- When it comes to access and control of public information, implement effective regulations allowing citizens access to public information while preserving their privacy. Avoid exceptions that restrict transparency and accountability of how military, intelligence and law enforcement bodies process personal data.
- In relation to data protection, while more than 120 countries already have passed some kind of data protection regulations, a key challenge is to make them more effective, through enforcement and institutions who can uphold those rules, as well as to identify what data, processing mechanism and actors are falling through the cracks and are not subject to any regulation.
- Pertaining to identity systems, we need to put human dignity and self-determination at the forefront of those discussion, and to question if we need them in the first place.
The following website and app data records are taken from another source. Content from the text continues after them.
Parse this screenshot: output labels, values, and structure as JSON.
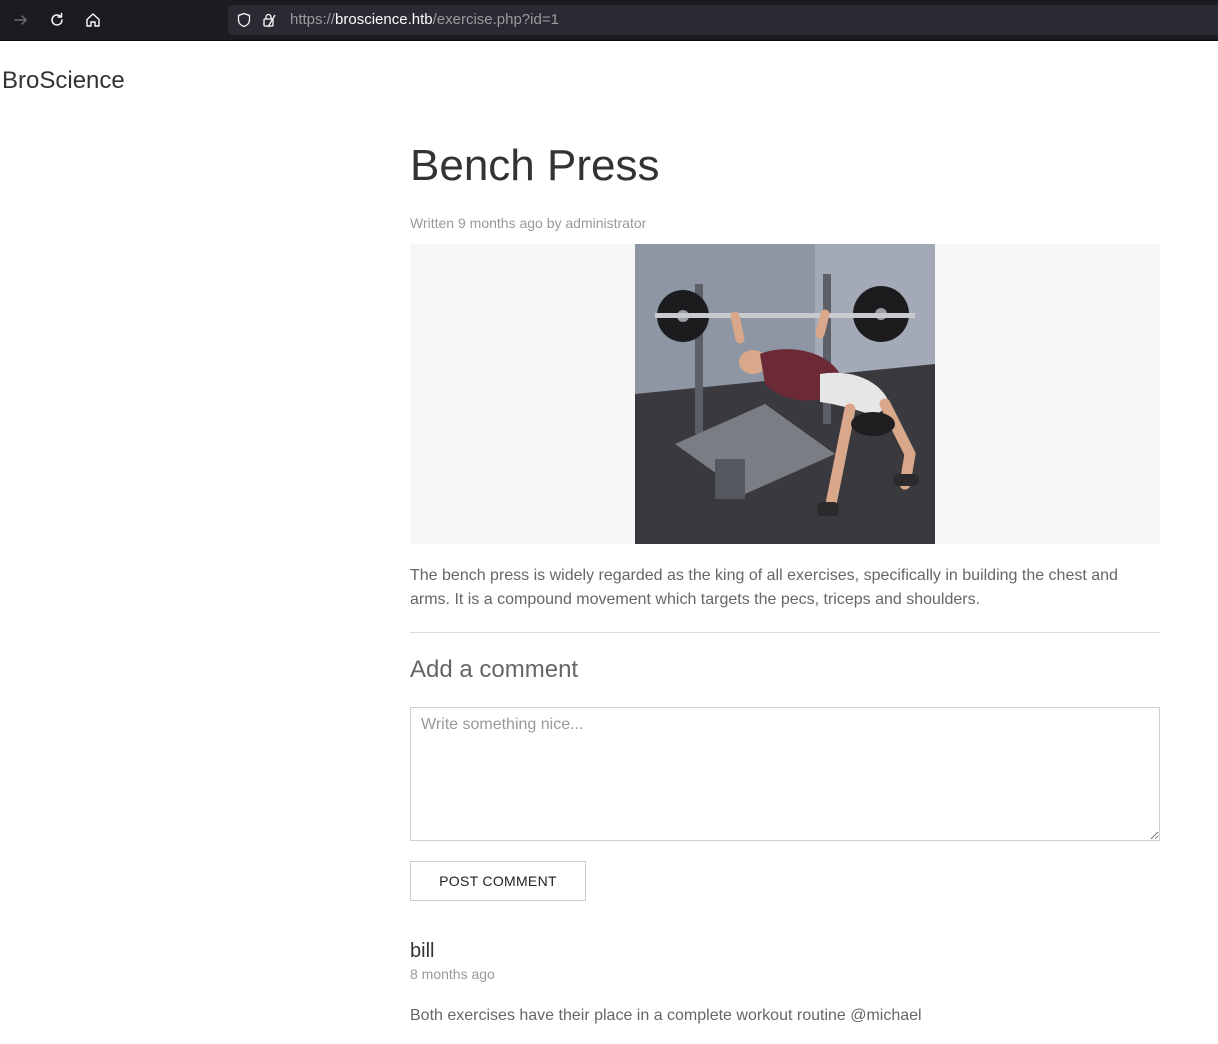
{
  "browser": {
    "url_scheme": "https://",
    "url_host": "broscience.htb",
    "url_path": "/exercise.php?id=1"
  },
  "site": {
    "brand": "BroScience"
  },
  "post": {
    "title": "Bench Press",
    "meta": "Written 9 months ago by administrator",
    "description": "The bench press is widely regarded as the king of all exercises, specifically in building the chest and arms. It is a compound movement which targets the pecs, triceps and shoulders."
  },
  "comment_form": {
    "heading": "Add a comment",
    "placeholder": "Write something nice...",
    "submit_label": "POST COMMENT"
  },
  "comments": [
    {
      "author": "bill",
      "time": "8 months ago",
      "body": "Both exercises have their place in a complete workout routine @michael"
    }
  ]
}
If we do, they need to be implemented in an inclusive, accountable and secure manner, minimising data generation and processing, profiling and discrimination.
- And finally, regarding urban surveillance, there is an urgent need to put the individual at the centre of decision-making process as we question what lies beneath these techno-utopic visions, challenge the dominant narratives and empty promises made to citizens, and start taking measures to place limits on the surveillance of public spaces and what is being done with the increasing amounts of generated and processed data.
What we are doing?
Privacy International, its International Network, and many other privacy advocates around the world are already working to achieve better privacy protections, and to put a stop on the unfettered surveillance and data exploitation we see today. And we can all do even more, by helping us to:
- Work with a global perspective. While privacy is a universal human right, it has different expressions around the world, which we need to take in account. But at the same that global perspective doesn’t mean we can’t have global standards, and we need to increase and extend them to all the world, while working with international organisations and networks to achieve these goals.
- Put national governments in check. Globally, and particularly in the countries with weaker checks and balances and limited respect for rule of law, many of the threats and challenges we face are related with how decision-makers (mis)understand privacy. In some cases, privacy violations are generated as a by-product of other initiatives, to make life easier for bureaucrats, or because governments see privacy as a barrier for public security. We can and must address and solve those issues.
- Private sector is responsible too. Industry claims that ‘data is the new oil’, or an unlimited resource they can exploit as a business model. But that view overlooks the importance of privacy, not just as secrecy or confidentiality, but as the ability of people to have control over their information and identity, and increasingly every aspect of their lives. Countries with weaker bargaining powers shouldn’t become laboratories for data exploitation, nor ‘data havens’ to take advantage of less demanding regulations.